- **Exercise prompt**
Please write out each entry exactly as it appears.

- **Records supplied**
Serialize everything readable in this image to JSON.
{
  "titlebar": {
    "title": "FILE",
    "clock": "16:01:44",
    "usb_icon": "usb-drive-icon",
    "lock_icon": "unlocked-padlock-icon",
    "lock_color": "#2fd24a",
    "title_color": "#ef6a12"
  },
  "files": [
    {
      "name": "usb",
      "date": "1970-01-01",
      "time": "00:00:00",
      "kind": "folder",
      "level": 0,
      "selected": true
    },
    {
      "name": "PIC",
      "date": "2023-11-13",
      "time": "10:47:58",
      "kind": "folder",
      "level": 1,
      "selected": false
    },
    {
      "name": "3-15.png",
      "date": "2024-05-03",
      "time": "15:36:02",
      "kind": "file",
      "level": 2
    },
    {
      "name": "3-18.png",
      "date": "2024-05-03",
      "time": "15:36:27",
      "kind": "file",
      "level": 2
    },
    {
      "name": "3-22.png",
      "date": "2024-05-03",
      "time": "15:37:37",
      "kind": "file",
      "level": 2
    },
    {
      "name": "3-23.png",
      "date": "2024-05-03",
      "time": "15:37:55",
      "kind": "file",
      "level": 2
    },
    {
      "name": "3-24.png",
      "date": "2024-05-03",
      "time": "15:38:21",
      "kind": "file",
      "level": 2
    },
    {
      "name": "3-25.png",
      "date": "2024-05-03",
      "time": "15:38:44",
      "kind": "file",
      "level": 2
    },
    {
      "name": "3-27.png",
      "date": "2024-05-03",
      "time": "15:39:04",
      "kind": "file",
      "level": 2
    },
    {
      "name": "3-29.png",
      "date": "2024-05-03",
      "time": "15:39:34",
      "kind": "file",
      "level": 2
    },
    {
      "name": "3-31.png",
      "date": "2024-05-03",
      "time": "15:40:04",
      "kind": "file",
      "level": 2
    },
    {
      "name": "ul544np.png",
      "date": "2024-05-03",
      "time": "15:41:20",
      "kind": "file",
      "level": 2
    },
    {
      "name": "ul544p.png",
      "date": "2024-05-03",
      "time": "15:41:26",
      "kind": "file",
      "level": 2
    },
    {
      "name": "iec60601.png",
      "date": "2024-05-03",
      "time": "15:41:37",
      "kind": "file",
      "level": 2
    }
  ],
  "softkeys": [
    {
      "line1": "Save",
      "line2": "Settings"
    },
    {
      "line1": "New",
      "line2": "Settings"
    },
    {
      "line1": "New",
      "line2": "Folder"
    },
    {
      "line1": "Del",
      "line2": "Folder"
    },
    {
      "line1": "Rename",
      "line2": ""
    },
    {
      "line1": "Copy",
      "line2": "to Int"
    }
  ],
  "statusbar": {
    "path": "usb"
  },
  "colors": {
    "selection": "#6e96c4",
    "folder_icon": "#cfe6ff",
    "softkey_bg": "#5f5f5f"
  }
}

- **Written solution**
Serialize everything readable in this image to JSON.
{
  "titlebar": {
    "title": "FILE",
    "clock": "16:01:44",
    "usb_icon": "usb-drive-icon",
    "lock_icon": "unlocked-padlock-icon",
    "lock_color": "#2fd24a",
    "title_color": "#ef6a12"
  },
  "files": [
    {
      "name": "usb",
      "date": "1970-01-01",
      "time": "00:00:00",
      "kind": "folder",
      "level": 0,
      "selected": true
    },
    {
      "name": "PIC",
      "date": "2023-11-13",
      "time": "10:47:58",
      "kind": "folder",
      "level": 1,
      "selected": false
    },
    {
      "name": "3-15.png",
      "date": "2024-05-03",
      "time": "15:36:02",
      "kind": "file",
      "level": 2
    },
    {
      "name": "3-18.png",
      "date": "2024-05-03",
      "time": "15:36:27",
      "kind": "file",
      "level": 2
    },
    {
      "name": "3-22.png",
      "date": "2024-05-03",
      "time": "15:37:37",
      "kind": "file",
      "level": 2
    },
    {
      "name": "3-23.png",
      "date": "2024-05-03",
      "time": "15:37:55",
      "kind": "file",
      "level": 2
    },
    {
      "name": "3-24.png",
      "date": "2024-05-03",
      "time": "15:38:21",
      "kind": "file",
      "level": 2
    },
    {
      "name": "3-25.png",
      "date": "2024-05-03",
      "time": "15:38:44",
      "kind": "file",
      "level": 2
    },
    {
      "name": "3-27.png",
      "date": "2024-05-03",
      "time": "15:39:04",
      "kind": "file",
      "level": 2
    },
    {
      "name": "3-29.png",
      "date": "2024-05-03",
      "time": "15:39:34",
      "kind": "file",
      "level": 2
    },
    {
      "name": "3-31.png",
      "date": "2024-05-03",
      "time": "15:40:04",
      "kind": "file",
      "level": 2
    },
    {
      "name": "ul544np.png",
      "date": "2024-05-03",
      "time": "15:41:20",
      "kind": "file",
      "level": 2
    },
    {
      "name": "ul544p.png",
      "date": "2024-05-03",
      "time": "15:41:26",
      "kind": "file",
      "level": 2
    },
    {
      "name": "iec60601.png",
      "date": "2024-05-03",
      "time": "15:41:37",
      "kind": "file",
      "level": 2
    }
  ],
  "softkeys": [
    {
      "line1": "Save",
      "line2": "Settings"
    },
    {
      "line1": "New",
      "line2": "Settings"
    },
    {
      "line1": "New",
      "line2": "Folder"
    },
    {
      "line1": "Del",
      "line2": "Folder"
    },
    {
      "line1": "Rename",
      "line2": ""
    },
    {
      "line1": "Copy",
      "line2": "to Int"
    }
  ],
  "statusbar": {
    "path": "usb"
  },
  "colors": {
    "selection": "#6e96c4",
    "folder_icon": "#cfe6ff",
    "softkey_bg": "#5f5f5f"
  }
}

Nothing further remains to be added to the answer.